HomePod firmware released alongside a beta for iOS 11.2 revealed the HomePod will handle all music-related questions itself, without external assistance. For other types of queries, such as those involving contacts, messaging, lists, and notes, HomePod hands those off to a connected iPhone or iPad for processing.
Stay on top of all Apple news right from your HomePod or HomePod mini. Say, "Hey, Siri, play AppleInsider Daily," and you'll get a fast update direct from the AppleInsider team.
Intercom, Handoff, and Home Theater
One of the most significant additions Apple announced with the HomePod mini is its ability to act as an Ultra-Wideband base station. This lets it precisely locate U1-equipped devices, like the iPhone and Apple Watch Series 6.

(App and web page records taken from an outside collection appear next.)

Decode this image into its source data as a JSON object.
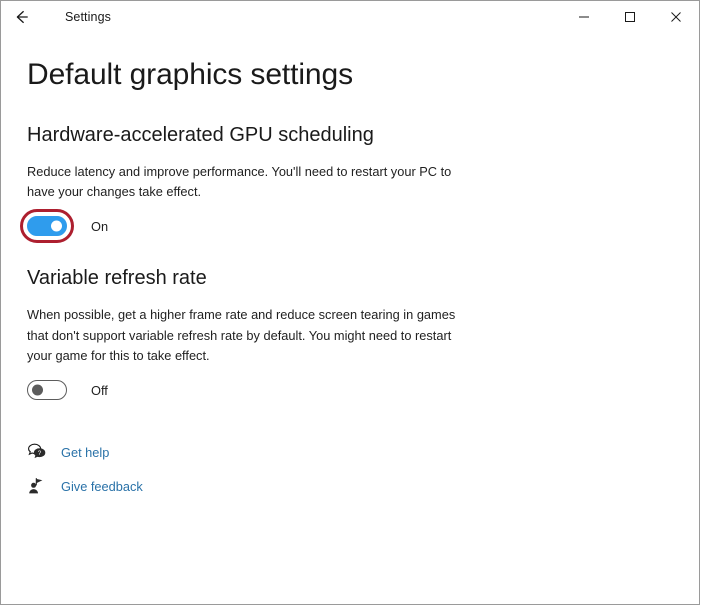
{
  "window": {
    "app_title": "Settings",
    "back_icon": "back-arrow-icon",
    "controls": {
      "minimize": "minimize-icon",
      "maximize": "maximize-icon",
      "close": "close-icon"
    }
  },
  "page": {
    "title": "Default graphics settings"
  },
  "sections": [
    {
      "title": "Hardware-accelerated GPU scheduling",
      "description": "Reduce latency and improve performance. You'll need to restart your PC to have your changes take effect.",
      "toggle": {
        "state_label": "On",
        "value": "on",
        "annotated": true
      }
    },
    {
      "title": "Variable refresh rate",
      "description": "When possible, get a higher frame rate and reduce screen tearing in games that don't support variable refresh rate by default. You might need to restart your game for this to take effect.",
      "toggle": {
        "state_label": "Off",
        "value": "off",
        "annotated": false
      }
    }
  ],
  "links": [
    {
      "label": "Get help",
      "icon": "help-bubble-icon"
    },
    {
      "label": "Give feedback",
      "icon": "feedback-person-icon"
    }
  ],
  "colors": {
    "toggle_on": "#2f9ced",
    "annotation_red": "#ad1f2f",
    "link_blue": "#2a72a8",
    "text": "#1f1f1f",
    "window_border": "#9a9a9a"
  }
}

Apple provides the speakers with what it describes as a "magical" Handoff experience. A HomePod speaker understands when an iPhone is nearby and provides audio, visual, and haptic feedback, so it feels like two Apple devices are physically connected.

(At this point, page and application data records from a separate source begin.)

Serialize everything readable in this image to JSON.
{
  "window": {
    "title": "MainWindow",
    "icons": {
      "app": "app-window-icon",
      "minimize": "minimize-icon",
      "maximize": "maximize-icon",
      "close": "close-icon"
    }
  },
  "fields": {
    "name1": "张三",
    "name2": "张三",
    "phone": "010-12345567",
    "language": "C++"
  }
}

The new speaker also adds a new Intercom feature that lets family members send messages between HomePods. People in the household can choose whether to address those in a different room, a specific zone, or throughout the home. Intercom also works with other Apple devices, so family members will receive a notification and can reply even if they aren't near a HomePod.

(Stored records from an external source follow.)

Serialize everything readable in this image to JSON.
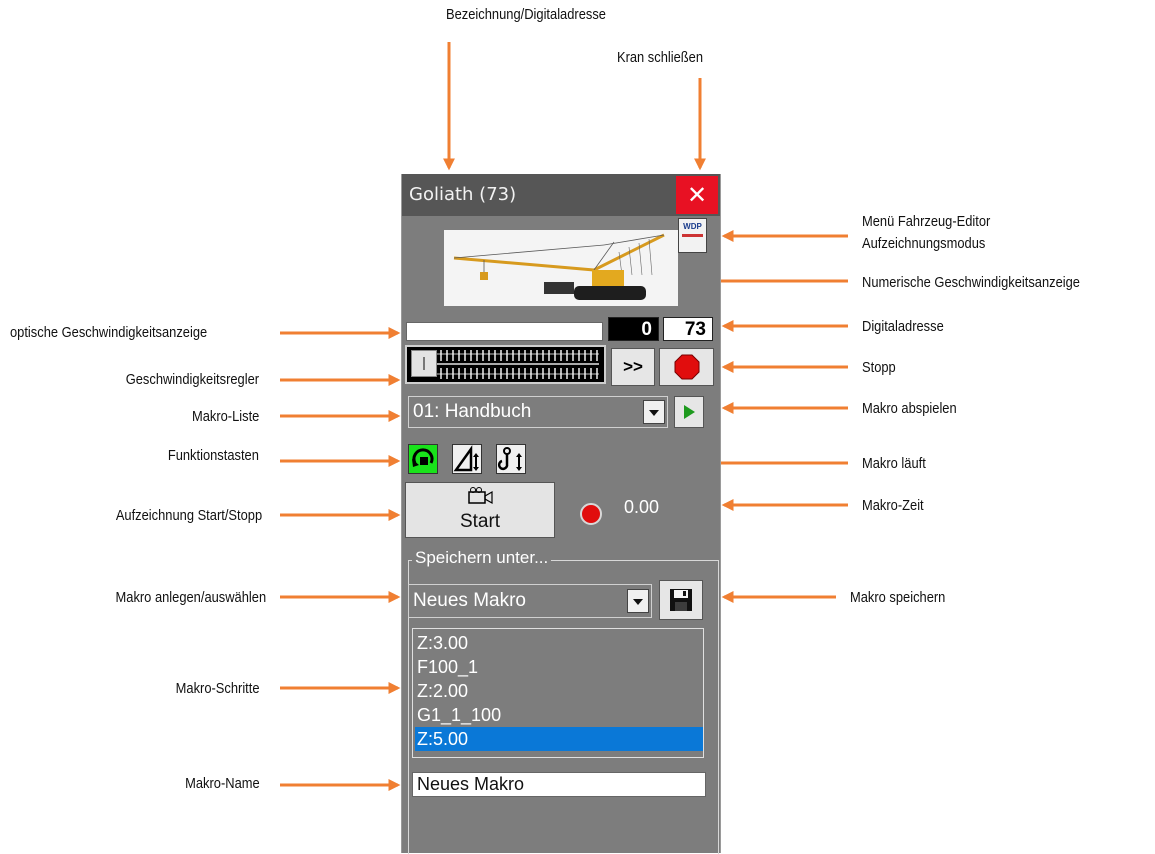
{
  "window": {
    "title": "Goliath  (73)",
    "close_label": "✕",
    "logo_text": "WDP",
    "speed_value": "0",
    "digital_address": "73",
    "slider_level": 0,
    "fast_forward_label": ">>",
    "macro_list": {
      "selected": "01: Handbuch"
    },
    "record": {
      "icon": "camera-icon",
      "label": "Start"
    },
    "macro_time": "0.00",
    "save_group": {
      "label": "Speichern unter...",
      "macro_select": "Neues Makro",
      "steps": [
        "Z:3.00",
        "F100_1",
        "Z:2.00",
        "G1_1_100",
        "Z:5.00"
      ],
      "selected_step_index": 4,
      "name_value": "Neues Makro"
    }
  },
  "annotations": {
    "top_name": "Bezeichnung/Digitaladresse",
    "top_close": "Kran schließen",
    "menu_editor": "Menü Fahrzeug-Editor",
    "record_mode": "Aufzeichnungsmodus",
    "numeric_speed": "Numerische Geschwindigkeitsanzeige",
    "optical_speed": "optische Geschwindigkeitsanzeige",
    "digital_address": "Digitaladresse",
    "speed_controller": "Geschwindigkeitsregler",
    "stop": "Stopp",
    "macro_list": "Makro-Liste",
    "macro_play": "Makro abspielen",
    "function_keys": "Funktionstasten",
    "macro_running": "Makro läuft",
    "record_start_stop": "Aufzeichnung Start/Stopp",
    "macro_time": "Makro-Zeit",
    "macro_create": "Makro anlegen/auswählen",
    "macro_save": "Makro speichern",
    "macro_steps": "Makro-Schritte",
    "macro_name": "Makro-Name"
  },
  "colors": {
    "arrow": "#f07f32",
    "window_bg": "#7d7d7d",
    "titlebar": "#565656",
    "close": "#e81123",
    "selection": "#0a78d7",
    "function_key_active": "#19e21b"
  }
}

Apple said that an upcoming update will deliver 5.1 surround, 7.1 surround, and Dolby Atmos support to HomePods connected to an Apple TV 4K. HomePod's directional audio is required for the simulated surround sound feature to work, so those looking to replace their home theater system will have to spring for the full-sized model. HomePod and HomePod mini can't be connected to an Apple TV at the same time, though two HomePod mini units can be paired to achieve stereo sound.
Enrollment into AppleCare+ for HomePod costs $39, which extends the warranty to two years and grants a longer customer support window. Out-of-warranty repair costs for AppleCare+ customers cost $39 each, for up to two incidents.
By contrast, an out-of-warranty repair for non-AppleCare+ customers, such as fall damage or submergence, will cost $279.
As part of AppleCare+, HomePod customers will get a replacement HomePod shipped to them in advance of the return of the non-functional one. This express replacement service is included, though the original HomePod needs to be returned within 10 days to avoid additional charges, up to and including the cost of the new HomePod unit.
Apple also offers shipment of the HomePod to a service center, like it currently offers for the iPhone, iPad, and Mac, at a cost of $19.99 on top of any associated repair fees.
Apple has published videos to its YouTube Support channel, advising how to use the HomePod. The series starts with a trio of guides advising how to use Siri to play music, use the touch controls, and adjust the HomePod's settings. A later guide, titled "How to get the most from HomePod," is a longer video covering basic HomePod functions including personal requests, talking to Siri, using it as a speakerphone, and controlling smart home accessories.
Like with other its products, Apple has tried to maintain customer privacy when using the HomePod. While the speaker does communicate with Apple's servers, it does so by anonymizing the data and using encryption.
In a 2017 response to a customer query about room-mapping technology, Apple advised it is refusing to repurpose the data collected by the HomePod for uses outside of the device, and had no intention of saving or sharing any similar data. Apple's statement also advised the limited amount of data that it does receive stems just from Siri queries, and that it had taken steps to protect that data.
"No information is sent to Apple servers until HomePod recognizes the key utterance "Hey Siri," and any information after that point is encrypted and sent via an anonymous Siri ID," wrote Apple. "For room sensing, all analysis is done locally on the device and is not shared with Apple."